WHAT THE EXERCISE ASKS ::
The result should be every line that contains the word "папка", taken from the material.
══════════
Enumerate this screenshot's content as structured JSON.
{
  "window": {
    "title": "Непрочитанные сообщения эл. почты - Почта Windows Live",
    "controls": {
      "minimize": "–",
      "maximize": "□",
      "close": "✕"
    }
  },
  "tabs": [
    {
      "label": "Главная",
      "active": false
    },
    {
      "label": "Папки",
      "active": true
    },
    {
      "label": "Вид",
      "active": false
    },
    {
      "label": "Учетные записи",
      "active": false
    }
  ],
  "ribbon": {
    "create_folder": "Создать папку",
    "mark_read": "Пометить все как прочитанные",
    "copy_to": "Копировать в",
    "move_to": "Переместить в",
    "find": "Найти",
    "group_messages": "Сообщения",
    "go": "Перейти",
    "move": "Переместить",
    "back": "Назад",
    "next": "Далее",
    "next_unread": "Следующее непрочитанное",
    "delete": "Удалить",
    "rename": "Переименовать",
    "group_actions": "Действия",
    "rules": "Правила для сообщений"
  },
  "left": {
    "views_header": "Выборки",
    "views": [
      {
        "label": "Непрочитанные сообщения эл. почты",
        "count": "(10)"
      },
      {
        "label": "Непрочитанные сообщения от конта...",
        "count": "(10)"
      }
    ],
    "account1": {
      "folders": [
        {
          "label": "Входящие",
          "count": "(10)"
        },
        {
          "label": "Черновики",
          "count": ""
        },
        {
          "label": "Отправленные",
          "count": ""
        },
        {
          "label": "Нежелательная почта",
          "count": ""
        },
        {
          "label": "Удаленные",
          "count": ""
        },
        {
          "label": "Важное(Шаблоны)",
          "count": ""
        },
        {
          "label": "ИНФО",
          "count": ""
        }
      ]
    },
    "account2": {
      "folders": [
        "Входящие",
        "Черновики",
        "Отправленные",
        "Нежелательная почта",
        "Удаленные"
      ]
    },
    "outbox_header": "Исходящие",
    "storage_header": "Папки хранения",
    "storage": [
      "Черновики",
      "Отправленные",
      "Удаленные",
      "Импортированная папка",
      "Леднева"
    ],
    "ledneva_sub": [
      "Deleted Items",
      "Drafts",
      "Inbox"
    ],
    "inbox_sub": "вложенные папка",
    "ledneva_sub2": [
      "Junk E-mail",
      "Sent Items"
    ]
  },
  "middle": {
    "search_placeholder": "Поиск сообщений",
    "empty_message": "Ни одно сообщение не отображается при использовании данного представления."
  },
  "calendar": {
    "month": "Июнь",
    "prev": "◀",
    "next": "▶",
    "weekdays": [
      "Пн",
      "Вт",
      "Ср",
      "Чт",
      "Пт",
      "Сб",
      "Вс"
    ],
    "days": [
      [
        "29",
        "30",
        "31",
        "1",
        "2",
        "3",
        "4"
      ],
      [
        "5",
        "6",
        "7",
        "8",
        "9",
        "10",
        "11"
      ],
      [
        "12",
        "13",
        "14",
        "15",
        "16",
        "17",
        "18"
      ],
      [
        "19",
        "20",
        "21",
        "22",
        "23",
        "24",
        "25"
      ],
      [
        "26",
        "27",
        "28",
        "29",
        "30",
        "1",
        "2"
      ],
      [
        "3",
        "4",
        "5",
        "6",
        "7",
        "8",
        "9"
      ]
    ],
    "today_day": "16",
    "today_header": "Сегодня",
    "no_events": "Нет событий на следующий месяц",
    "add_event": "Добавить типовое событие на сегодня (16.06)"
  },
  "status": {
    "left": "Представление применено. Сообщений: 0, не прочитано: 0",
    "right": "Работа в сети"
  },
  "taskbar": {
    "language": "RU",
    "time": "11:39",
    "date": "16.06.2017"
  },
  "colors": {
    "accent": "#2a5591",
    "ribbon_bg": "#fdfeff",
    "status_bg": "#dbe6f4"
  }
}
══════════
ANSWER TO THE EXERCISE ::
      "Импортированная папка",
    "inbox_sub": "вложенные папка",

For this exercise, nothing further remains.